We’re all human and we all make mistakes. One of the biggest mistakes I’ve made was when I didn’t take my hayfever seriously. I went to the pharmacy, unaware of what I should and shouldn’t take.
My nose was blocked and I wanted instant relief. I didn’t realise that the nasal spray I took would only give me temporary relief and that I’d become reliant on the product.
This had become a big issue that impacted my personal life and studies. I could have avoided months of suffering from ongoing symptoms if I had just gone to see the doctor.
Nasal sprays can be an effective treatment for hayfever that focus on relieving symptoms in the eye and nose area. My advice is go to the doctor who can recommend the best treatment for you. However, if you’re a DIY person at least be aware of the 4 different types of nasal sprays. This is what you should know before going to your pharmacy:
1. Antihistamine Nasal Sprays
Antihistamine nasal sprays are an effective treatment for hayfever because they prevent allergy symptoms and are non-addictive. They can be used for seasonal and non-seasonal allergies. Antihistamine nasal sprays are usually used “as required” when the symptoms hit, or as preventatives – for example, if you know that the pollen count is going to be high you could use one before you leave the house.
2. Corticosteroid Nasal Sprays
Corticosteroid nasal sprays are also known as steroid medication and are for moderate to severe hayfever sufferers. When pollen or other allergens trigger your allergic reaction, the inside of your nose becomes inflamed. Corticosteroid nasal sprays can relieve this inflammation and reduce the symptoms over long term use. They work best when used regularly and consistently.
3. Combination Antihistamine and Corticosteroid Nasal Spray
A combination spray is available for those with moderate to severe hay fever symptoms, and can relieve the eye and nose area. This type of treatment is only available through a prescription from your doctor.

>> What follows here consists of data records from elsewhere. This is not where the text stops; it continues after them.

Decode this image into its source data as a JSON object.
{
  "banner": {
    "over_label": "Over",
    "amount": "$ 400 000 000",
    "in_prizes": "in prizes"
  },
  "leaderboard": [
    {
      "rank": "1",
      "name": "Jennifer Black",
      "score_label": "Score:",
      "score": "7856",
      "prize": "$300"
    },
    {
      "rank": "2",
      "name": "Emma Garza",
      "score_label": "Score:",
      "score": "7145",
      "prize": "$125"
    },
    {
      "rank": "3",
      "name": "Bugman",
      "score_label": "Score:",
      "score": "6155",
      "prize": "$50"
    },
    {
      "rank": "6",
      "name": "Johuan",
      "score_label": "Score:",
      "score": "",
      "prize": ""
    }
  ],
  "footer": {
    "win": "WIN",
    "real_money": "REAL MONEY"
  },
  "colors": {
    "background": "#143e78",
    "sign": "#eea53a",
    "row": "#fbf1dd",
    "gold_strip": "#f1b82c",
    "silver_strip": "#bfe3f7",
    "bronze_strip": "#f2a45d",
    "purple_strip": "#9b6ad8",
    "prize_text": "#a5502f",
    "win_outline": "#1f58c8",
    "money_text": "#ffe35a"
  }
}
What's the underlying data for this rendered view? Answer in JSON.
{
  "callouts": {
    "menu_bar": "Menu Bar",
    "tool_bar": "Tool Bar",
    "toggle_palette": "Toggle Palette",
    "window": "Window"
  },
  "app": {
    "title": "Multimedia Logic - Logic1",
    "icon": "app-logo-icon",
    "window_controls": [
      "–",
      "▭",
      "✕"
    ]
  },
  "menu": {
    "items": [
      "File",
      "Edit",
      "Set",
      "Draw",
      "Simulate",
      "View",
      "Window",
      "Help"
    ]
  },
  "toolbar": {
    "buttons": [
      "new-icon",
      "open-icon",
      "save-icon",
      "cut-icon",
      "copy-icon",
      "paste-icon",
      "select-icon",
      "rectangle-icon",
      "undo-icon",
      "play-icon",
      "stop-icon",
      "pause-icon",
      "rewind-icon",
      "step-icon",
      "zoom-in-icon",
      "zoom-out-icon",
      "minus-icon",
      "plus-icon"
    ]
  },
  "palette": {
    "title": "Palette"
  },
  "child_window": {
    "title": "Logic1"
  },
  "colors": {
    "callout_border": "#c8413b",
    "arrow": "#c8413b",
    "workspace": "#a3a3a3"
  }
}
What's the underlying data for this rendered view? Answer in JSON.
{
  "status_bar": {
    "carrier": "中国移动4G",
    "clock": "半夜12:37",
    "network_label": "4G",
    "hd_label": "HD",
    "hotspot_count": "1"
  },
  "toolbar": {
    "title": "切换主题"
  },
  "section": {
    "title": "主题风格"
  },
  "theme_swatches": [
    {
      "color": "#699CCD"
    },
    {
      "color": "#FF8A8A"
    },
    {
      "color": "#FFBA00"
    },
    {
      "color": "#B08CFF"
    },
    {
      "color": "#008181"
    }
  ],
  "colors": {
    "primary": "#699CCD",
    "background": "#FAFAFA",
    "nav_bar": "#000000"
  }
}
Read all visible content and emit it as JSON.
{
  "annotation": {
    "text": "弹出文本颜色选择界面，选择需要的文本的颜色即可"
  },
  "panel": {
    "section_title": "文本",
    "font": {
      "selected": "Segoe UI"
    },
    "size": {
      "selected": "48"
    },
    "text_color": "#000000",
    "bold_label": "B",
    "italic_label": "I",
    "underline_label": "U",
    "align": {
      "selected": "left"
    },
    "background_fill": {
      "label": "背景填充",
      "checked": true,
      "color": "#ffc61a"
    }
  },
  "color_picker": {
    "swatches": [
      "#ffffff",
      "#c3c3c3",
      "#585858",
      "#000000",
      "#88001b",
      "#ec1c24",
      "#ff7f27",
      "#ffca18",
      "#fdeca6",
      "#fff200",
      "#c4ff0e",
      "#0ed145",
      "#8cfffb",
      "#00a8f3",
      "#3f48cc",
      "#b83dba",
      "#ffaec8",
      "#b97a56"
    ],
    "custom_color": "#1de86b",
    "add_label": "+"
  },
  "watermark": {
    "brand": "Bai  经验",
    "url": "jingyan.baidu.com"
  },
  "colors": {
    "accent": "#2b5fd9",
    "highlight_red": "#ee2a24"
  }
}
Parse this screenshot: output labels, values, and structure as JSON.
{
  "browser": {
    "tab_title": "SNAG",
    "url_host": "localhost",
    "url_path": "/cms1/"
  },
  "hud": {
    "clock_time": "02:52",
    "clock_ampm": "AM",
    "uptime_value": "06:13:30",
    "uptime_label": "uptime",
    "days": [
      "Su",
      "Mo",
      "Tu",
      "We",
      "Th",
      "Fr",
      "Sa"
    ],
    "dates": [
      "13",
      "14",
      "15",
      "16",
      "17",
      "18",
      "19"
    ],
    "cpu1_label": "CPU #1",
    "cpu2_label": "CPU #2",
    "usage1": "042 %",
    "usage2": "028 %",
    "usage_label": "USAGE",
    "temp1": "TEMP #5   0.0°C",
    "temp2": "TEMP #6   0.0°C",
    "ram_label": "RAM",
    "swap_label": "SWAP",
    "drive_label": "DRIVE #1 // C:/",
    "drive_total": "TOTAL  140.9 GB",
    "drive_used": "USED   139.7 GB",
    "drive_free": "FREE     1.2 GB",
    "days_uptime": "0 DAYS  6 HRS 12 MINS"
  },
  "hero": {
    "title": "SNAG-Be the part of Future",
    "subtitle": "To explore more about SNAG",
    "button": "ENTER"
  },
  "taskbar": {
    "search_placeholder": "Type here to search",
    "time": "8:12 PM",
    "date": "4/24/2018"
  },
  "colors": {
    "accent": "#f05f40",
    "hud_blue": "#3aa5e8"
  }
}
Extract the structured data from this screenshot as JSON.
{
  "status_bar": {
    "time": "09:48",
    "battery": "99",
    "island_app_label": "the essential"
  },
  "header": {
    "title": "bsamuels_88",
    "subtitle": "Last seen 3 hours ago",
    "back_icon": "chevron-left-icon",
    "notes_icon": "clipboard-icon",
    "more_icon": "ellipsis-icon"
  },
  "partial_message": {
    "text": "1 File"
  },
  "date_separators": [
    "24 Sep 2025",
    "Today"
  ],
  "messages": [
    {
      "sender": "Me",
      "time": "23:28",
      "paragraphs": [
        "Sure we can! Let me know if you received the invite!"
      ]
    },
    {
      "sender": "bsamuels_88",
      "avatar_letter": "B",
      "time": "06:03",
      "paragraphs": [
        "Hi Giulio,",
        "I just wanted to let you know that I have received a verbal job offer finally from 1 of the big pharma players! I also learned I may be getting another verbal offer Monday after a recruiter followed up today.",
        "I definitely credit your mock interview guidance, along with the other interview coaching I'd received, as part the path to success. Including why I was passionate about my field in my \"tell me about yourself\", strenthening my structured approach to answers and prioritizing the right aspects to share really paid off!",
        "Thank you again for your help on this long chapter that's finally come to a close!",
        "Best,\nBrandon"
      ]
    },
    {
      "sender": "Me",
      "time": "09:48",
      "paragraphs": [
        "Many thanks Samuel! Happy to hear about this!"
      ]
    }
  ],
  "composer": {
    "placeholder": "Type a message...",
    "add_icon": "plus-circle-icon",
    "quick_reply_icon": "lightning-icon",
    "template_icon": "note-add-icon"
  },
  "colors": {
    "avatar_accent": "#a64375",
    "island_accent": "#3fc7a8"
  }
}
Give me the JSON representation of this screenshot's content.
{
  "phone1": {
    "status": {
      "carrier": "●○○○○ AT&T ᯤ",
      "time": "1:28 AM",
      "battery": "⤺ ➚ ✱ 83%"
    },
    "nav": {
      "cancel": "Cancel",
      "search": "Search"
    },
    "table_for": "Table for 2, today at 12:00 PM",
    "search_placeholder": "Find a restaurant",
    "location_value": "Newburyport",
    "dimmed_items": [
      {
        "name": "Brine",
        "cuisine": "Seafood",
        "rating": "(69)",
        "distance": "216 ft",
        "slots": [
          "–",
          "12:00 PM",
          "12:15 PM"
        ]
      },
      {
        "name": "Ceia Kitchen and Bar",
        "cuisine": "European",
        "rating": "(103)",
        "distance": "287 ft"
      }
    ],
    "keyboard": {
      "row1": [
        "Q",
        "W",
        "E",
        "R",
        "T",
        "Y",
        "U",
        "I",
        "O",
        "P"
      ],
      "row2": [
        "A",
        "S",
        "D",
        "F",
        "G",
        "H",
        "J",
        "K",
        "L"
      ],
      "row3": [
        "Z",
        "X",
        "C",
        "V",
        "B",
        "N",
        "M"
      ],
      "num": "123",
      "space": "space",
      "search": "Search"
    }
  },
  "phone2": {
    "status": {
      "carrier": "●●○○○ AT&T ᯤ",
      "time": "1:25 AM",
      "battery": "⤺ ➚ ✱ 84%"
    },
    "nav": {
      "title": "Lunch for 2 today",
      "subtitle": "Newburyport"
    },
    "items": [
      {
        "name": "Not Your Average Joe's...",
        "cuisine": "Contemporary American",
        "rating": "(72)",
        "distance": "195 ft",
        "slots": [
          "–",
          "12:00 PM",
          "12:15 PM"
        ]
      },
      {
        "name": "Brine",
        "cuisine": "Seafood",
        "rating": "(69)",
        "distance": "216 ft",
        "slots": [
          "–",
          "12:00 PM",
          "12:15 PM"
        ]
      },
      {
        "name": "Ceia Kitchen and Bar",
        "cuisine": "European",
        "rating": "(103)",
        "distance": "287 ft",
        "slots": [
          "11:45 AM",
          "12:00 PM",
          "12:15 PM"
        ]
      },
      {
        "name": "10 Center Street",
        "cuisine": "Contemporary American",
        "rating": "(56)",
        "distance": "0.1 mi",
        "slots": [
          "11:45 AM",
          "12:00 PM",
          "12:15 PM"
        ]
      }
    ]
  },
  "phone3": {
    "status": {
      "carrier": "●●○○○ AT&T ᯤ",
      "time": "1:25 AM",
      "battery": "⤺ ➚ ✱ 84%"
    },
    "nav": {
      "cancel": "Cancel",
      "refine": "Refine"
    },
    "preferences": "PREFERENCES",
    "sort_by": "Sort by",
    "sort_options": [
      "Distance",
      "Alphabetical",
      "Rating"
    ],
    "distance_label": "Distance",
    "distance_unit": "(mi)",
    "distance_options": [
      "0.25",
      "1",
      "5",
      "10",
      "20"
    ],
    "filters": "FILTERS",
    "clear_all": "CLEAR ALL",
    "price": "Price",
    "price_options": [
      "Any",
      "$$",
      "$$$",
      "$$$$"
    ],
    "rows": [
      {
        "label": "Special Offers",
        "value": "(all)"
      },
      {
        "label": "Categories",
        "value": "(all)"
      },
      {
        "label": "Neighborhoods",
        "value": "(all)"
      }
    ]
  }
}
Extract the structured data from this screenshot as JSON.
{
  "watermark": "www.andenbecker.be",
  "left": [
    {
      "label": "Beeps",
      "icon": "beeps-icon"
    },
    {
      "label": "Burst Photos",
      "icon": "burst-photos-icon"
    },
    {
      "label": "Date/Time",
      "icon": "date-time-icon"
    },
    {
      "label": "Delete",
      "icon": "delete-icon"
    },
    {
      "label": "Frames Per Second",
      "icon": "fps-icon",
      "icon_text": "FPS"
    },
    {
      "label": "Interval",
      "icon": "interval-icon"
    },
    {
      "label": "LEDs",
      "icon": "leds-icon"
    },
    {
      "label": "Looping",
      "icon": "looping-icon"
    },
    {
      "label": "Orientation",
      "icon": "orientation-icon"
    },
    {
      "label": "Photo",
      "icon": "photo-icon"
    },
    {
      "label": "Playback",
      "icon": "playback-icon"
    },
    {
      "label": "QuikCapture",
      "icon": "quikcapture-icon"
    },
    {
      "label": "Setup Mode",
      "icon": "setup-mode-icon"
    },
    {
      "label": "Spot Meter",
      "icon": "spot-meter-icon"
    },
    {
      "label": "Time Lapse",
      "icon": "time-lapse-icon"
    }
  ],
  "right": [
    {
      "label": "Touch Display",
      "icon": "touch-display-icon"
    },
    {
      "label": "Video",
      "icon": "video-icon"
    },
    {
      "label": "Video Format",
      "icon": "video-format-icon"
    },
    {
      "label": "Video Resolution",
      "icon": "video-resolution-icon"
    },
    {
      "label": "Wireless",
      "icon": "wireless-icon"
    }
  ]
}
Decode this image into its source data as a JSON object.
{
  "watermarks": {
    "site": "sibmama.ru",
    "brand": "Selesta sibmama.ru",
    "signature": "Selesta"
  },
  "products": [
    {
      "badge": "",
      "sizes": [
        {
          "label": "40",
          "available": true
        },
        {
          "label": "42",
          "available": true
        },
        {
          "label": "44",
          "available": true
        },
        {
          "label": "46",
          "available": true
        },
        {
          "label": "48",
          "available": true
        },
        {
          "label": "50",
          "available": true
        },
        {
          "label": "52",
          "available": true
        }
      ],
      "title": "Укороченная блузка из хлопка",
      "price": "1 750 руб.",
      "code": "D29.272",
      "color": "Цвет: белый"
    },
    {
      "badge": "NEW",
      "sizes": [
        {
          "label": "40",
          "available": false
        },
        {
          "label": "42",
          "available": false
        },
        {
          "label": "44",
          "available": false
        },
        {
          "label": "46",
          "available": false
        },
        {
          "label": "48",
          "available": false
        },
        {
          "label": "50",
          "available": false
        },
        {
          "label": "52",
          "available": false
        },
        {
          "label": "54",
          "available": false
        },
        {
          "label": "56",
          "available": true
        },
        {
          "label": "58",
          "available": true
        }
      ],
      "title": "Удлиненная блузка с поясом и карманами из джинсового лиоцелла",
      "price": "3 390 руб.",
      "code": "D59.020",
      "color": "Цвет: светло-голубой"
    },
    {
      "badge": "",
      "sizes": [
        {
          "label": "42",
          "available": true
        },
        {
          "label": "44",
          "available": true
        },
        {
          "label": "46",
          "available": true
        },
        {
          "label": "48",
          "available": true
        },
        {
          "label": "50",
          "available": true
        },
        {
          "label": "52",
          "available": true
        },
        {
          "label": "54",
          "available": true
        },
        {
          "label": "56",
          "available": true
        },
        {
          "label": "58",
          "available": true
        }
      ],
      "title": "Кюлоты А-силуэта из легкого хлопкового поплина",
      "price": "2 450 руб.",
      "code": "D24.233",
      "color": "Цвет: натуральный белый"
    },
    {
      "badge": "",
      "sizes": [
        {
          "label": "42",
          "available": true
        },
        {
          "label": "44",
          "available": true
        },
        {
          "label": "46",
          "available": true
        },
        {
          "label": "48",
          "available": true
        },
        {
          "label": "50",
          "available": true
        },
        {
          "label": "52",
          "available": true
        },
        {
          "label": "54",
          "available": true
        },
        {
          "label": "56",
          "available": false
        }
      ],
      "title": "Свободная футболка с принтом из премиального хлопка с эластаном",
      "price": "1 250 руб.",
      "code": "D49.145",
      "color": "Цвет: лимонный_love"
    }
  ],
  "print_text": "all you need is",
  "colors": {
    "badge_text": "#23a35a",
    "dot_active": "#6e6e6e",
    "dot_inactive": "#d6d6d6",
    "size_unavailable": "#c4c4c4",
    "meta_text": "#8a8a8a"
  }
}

Decongestant nasal sprays may provide relief from nasal congestion. Decongestants reduce the swelling of blood vessels in your nose which opens your nasal passage and makes breathing easier. This type of nasal spray should not be used for more than a few days and may cause rebound congestion. This means that nasal congestion can reoccur and cause your nose to become more blocked than before.